WHAT IS EXPECTED – Give all the data again exactly.

--- RECORDS TO PROCESS Enclosed Below ---

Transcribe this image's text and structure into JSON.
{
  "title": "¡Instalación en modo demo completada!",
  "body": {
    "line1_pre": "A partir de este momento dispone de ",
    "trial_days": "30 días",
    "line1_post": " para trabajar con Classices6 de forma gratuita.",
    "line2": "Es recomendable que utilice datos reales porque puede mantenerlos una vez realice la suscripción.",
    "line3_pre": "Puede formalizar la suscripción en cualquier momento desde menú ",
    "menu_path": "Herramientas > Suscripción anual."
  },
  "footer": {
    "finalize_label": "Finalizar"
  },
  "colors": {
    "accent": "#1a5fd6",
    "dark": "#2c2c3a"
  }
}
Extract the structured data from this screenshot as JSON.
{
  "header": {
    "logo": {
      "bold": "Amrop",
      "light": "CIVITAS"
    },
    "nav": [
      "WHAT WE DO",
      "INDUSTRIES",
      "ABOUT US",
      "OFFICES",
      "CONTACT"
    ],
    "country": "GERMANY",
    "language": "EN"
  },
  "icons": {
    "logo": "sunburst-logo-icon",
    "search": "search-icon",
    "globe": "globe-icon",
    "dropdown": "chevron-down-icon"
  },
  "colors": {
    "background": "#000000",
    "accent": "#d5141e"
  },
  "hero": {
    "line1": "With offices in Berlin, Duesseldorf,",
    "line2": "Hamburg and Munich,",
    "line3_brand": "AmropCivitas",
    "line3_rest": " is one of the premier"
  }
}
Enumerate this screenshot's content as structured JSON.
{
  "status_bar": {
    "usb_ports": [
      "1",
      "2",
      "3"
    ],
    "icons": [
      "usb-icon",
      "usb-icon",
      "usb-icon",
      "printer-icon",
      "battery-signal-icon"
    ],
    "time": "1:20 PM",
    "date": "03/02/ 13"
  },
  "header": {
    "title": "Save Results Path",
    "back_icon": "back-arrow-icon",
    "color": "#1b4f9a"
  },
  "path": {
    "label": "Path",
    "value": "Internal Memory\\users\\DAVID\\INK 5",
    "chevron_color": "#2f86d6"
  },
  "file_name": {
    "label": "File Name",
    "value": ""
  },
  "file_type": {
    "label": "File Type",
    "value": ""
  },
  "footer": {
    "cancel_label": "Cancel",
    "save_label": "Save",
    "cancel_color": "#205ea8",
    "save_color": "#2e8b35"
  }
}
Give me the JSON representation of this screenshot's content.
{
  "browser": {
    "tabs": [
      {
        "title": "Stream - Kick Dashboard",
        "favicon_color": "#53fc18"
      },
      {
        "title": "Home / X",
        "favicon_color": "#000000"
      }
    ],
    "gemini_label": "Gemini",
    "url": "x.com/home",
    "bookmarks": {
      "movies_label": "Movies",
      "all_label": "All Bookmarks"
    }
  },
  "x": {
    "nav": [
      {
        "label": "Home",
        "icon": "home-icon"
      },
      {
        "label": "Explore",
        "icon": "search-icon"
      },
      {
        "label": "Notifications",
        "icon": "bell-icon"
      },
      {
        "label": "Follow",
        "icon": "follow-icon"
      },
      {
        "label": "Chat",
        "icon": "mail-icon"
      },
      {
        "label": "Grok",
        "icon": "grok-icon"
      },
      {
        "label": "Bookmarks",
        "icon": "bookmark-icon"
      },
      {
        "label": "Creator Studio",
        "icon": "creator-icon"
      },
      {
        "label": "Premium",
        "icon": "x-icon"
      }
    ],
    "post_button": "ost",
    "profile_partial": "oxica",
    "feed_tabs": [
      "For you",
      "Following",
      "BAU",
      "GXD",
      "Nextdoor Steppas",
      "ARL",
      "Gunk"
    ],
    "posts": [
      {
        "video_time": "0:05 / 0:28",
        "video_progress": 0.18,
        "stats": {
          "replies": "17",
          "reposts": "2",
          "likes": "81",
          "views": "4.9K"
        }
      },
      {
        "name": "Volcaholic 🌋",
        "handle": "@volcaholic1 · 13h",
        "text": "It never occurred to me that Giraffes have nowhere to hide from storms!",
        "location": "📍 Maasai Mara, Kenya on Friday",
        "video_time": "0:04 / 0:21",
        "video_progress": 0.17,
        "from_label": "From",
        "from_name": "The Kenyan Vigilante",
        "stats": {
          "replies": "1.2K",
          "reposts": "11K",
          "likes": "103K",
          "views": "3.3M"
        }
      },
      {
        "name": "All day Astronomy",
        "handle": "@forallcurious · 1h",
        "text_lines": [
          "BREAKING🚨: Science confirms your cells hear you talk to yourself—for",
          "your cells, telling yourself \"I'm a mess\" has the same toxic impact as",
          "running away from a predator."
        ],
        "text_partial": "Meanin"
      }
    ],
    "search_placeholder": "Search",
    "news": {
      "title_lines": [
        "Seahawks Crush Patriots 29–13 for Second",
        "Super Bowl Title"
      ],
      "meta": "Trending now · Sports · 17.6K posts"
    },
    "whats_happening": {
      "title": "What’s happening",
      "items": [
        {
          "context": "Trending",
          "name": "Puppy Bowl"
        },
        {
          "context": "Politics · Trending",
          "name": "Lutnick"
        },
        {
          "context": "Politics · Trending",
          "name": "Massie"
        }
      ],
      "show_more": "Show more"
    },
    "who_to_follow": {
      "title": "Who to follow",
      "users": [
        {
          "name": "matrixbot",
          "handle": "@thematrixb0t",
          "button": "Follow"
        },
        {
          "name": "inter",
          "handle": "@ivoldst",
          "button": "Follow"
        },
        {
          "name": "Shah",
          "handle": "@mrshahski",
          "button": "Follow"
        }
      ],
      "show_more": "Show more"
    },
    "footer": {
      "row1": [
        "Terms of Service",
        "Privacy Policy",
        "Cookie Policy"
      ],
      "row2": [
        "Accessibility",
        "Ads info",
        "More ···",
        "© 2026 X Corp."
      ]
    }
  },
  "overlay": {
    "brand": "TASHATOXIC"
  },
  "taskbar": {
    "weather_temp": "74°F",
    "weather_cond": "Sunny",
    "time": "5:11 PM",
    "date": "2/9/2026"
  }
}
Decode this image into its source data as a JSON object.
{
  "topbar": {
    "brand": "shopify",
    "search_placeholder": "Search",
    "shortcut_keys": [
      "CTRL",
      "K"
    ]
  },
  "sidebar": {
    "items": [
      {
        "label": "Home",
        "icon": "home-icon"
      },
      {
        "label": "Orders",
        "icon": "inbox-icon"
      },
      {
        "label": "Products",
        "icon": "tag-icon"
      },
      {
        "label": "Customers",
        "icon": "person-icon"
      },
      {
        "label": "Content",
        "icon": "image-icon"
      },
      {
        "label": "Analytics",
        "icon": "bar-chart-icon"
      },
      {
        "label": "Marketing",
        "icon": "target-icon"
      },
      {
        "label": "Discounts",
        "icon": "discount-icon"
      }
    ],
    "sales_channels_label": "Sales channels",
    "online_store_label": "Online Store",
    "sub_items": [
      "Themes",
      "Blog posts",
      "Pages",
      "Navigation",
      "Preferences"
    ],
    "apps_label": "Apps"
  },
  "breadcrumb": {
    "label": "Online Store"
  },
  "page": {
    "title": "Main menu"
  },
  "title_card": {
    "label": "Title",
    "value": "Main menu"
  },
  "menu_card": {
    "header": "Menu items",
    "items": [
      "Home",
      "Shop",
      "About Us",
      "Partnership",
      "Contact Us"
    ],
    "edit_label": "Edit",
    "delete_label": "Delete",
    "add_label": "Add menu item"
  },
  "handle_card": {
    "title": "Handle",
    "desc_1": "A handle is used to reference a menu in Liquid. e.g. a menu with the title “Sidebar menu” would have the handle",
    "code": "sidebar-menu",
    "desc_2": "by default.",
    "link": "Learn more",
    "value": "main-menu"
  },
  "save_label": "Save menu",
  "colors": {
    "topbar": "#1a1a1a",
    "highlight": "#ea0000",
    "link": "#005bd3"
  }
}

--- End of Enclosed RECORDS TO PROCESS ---

RESPONSE –
Transcribe this image's text and structure into JSON.
{
  "title": "¡Instalación en modo demo completada!",
  "body": {
    "line1_pre": "A partir de este momento dispone de ",
    "trial_days": "30 días",
    "line1_post": " para trabajar con Classices6 de forma gratuita.",
    "line2": "Es recomendable que utilice datos reales porque puede mantenerlos una vez realice la suscripción.",
    "line3_pre": "Puede formalizar la suscripción en cualquier momento desde menú ",
    "menu_path": "Herramientas > Suscripción anual."
  },
  "footer": {
    "finalize_label": "Finalizar"
  },
  "colors": {
    "accent": "#1a5fd6",
    "dark": "#2c2c3a"
  }
}
Extract the structured data from this screenshot as JSON.
{
  "header": {
    "logo": {
      "bold": "Amrop",
      "light": "CIVITAS"
    },
    "nav": [
      "WHAT WE DO",
      "INDUSTRIES",
      "ABOUT US",
      "OFFICES",
      "CONTACT"
    ],
    "country": "GERMANY",
    "language": "EN"
  },
  "icons": {
    "logo": "sunburst-logo-icon",
    "search": "search-icon",
    "globe": "globe-icon",
    "dropdown": "chevron-down-icon"
  },
  "colors": {
    "background": "#000000",
    "accent": "#d5141e"
  },
  "hero": {
    "line1": "With offices in Berlin, Duesseldorf,",
    "line2": "Hamburg and Munich,",
    "line3_brand": "AmropCivitas",
    "line3_rest": " is one of the premier"
  }
}
Enumerate this screenshot's content as structured JSON.
{
  "status_bar": {
    "usb_ports": [
      "1",
      "2",
      "3"
    ],
    "icons": [
      "usb-icon",
      "usb-icon",
      "usb-icon",
      "printer-icon",
      "battery-signal-icon"
    ],
    "time": "1:20 PM",
    "date": "03/02/ 13"
  },
  "header": {
    "title": "Save Results Path",
    "back_icon": "back-arrow-icon",
    "color": "#1b4f9a"
  },
  "path": {
    "label": "Path",
    "value": "Internal Memory\\users\\DAVID\\INK 5",
    "chevron_color": "#2f86d6"
  },
  "file_name": {
    "label": "File Name",
    "value": ""
  },
  "file_type": {
    "label": "File Type",
    "value": ""
  },
  "footer": {
    "cancel_label": "Cancel",
    "save_label": "Save",
    "cancel_color": "#205ea8",
    "save_color": "#2e8b35"
  }
}
Give me the JSON representation of this screenshot's content.
{
  "browser": {
    "tabs": [
      {
        "title": "Stream - Kick Dashboard",
        "favicon_color": "#53fc18"
      },
      {
        "title": "Home / X",
        "favicon_color": "#000000"
      }
    ],
    "gemini_label": "Gemini",
    "url": "x.com/home",
    "bookmarks": {
      "movies_label": "Movies",
      "all_label": "All Bookmarks"
    }
  },
  "x": {
    "nav": [
      {
        "label": "Home",
        "icon": "home-icon"
      },
      {
        "label": "Explore",
        "icon": "search-icon"
      },
      {
        "label": "Notifications",
        "icon": "bell-icon"
      },
      {
        "label": "Follow",
        "icon": "follow-icon"
      },
      {
        "label": "Chat",
        "icon": "mail-icon"
      },
      {
        "label": "Grok",
        "icon": "grok-icon"
      },
      {
        "label": "Bookmarks",
        "icon": "bookmark-icon"
      },
      {
        "label": "Creator Studio",
        "icon": "creator-icon"
      },
      {
        "label": "Premium",
        "icon": "x-icon"
      }
    ],
    "post_button": "ost",
    "profile_partial": "oxica",
    "feed_tabs": [
      "For you",
      "Following",
      "BAU",
      "GXD",
      "Nextdoor Steppas",
      "ARL",
      "Gunk"
    ],
    "posts": [
      {
        "video_time": "0:05 / 0:28",
        "video_progress": 0.18,
        "stats": {
          "replies": "17",
          "reposts": "2",
          "likes": "81",
          "views": "4.9K"
        }
      },
      {
        "name": "Volcaholic 🌋",
        "handle": "@volcaholic1 · 13h",
        "text": "It never occurred to me that Giraffes have nowhere to hide from storms!",
        "location": "📍 Maasai Mara, Kenya on Friday",
        "video_time": "0:04 / 0:21",
        "video_progress": 0.17,
        "from_label": "From",
        "from_name": "The Kenyan Vigilante",
        "stats": {
          "replies": "1.2K",
          "reposts": "11K",
          "likes": "103K",
          "views": "3.3M"
        }
      },
      {
        "name": "All day Astronomy",
        "handle": "@forallcurious · 1h",
        "text_lines": [
          "BREAKING🚨: Science confirms your cells hear you talk to yourself—for",
          "your cells, telling yourself \"I'm a mess\" has the same toxic impact as",
          "running away from a predator."
        ],
        "text_partial": "Meanin"
      }
    ],
    "search_placeholder": "Search",
    "news": {
      "title_lines": [
        "Seahawks Crush Patriots 29–13 for Second",
        "Super Bowl Title"
      ],
      "meta": "Trending now · Sports · 17.6K posts"
    },
    "whats_happening": {
      "title": "What’s happening",
      "items": [
        {
          "context": "Trending",
          "name": "Puppy Bowl"
        },
        {
          "context": "Politics · Trending",
          "name": "Lutnick"
        },
        {
          "context": "Politics · Trending",
          "name": "Massie"
        }
      ],
      "show_more": "Show more"
    },
    "who_to_follow": {
      "title": "Who to follow",
      "users": [
        {
          "name": "matrixbot",
          "handle": "@thematrixb0t",
          "button": "Follow"
        },
        {
          "name": "inter",
          "handle": "@ivoldst",
          "button": "Follow"
        },
        {
          "name": "Shah",
          "handle": "@mrshahski",
          "button": "Follow"
        }
      ],
      "show_more": "Show more"
    },
    "footer": {
      "row1": [
        "Terms of Service",
        "Privacy Policy",
        "Cookie Policy"
      ],
      "row2": [
        "Accessibility",
        "Ads info",
        "More ···",
        "© 2026 X Corp."
      ]
    }
  },
  "overlay": {
    "brand": "TASHATOXIC"
  },
  "taskbar": {
    "weather_temp": "74°F",
    "weather_cond": "Sunny",
    "time": "5:11 PM",
    "date": "2/9/2026"
  }
}
Decode this image into its source data as a JSON object.
{
  "topbar": {
    "brand": "shopify",
    "search_placeholder": "Search",
    "shortcut_keys": [
      "CTRL",
      "K"
    ]
  },
  "sidebar": {
    "items": [
      {
        "label": "Home",
        "icon": "home-icon"
      },
      {
        "label": "Orders",
        "icon": "inbox-icon"
      },
      {
        "label": "Products",
        "icon": "tag-icon"
      },
      {
        "label": "Customers",
        "icon": "person-icon"
      },
      {
        "label": "Content",
        "icon": "image-icon"
      },
      {
        "label": "Analytics",
        "icon": "bar-chart-icon"
      },
      {
        "label": "Marketing",
        "icon": "target-icon"
      },
      {
        "label": "Discounts",
        "icon": "discount-icon"
      }
    ],
    "sales_channels_label": "Sales channels",
    "online_store_label": "Online Store",
    "sub_items": [
      "Themes",
      "Blog posts",
      "Pages",
      "Navigation",
      "Preferences"
    ],
    "apps_label": "Apps"
  },
  "breadcrumb": {
    "label": "Online Store"
  },
  "page": {
    "title": "Main menu"
  },
  "title_card": {
    "label": "Title",
    "value": "Main menu"
  },
  "menu_card": {
    "header": "Menu items",
    "items": [
      "Home",
      "Shop",
      "About Us",
      "Partnership",
      "Contact Us"
    ],
    "edit_label": "Edit",
    "delete_label": "Delete",
    "add_label": "Add menu item"
  },
  "handle_card": {
    "title": "Handle",
    "desc_1": "A handle is used to reference a menu in Liquid. e.g. a menu with the title “Sidebar menu” would have the handle",
    "code": "sidebar-menu",
    "desc_2": "by default.",
    "link": "Learn more",
    "value": "main-menu"
  },
  "save_label": "Save menu",
  "colors": {
    "topbar": "#1a1a1a",
    "highlight": "#ea0000",
    "link": "#005bd3"
  }
}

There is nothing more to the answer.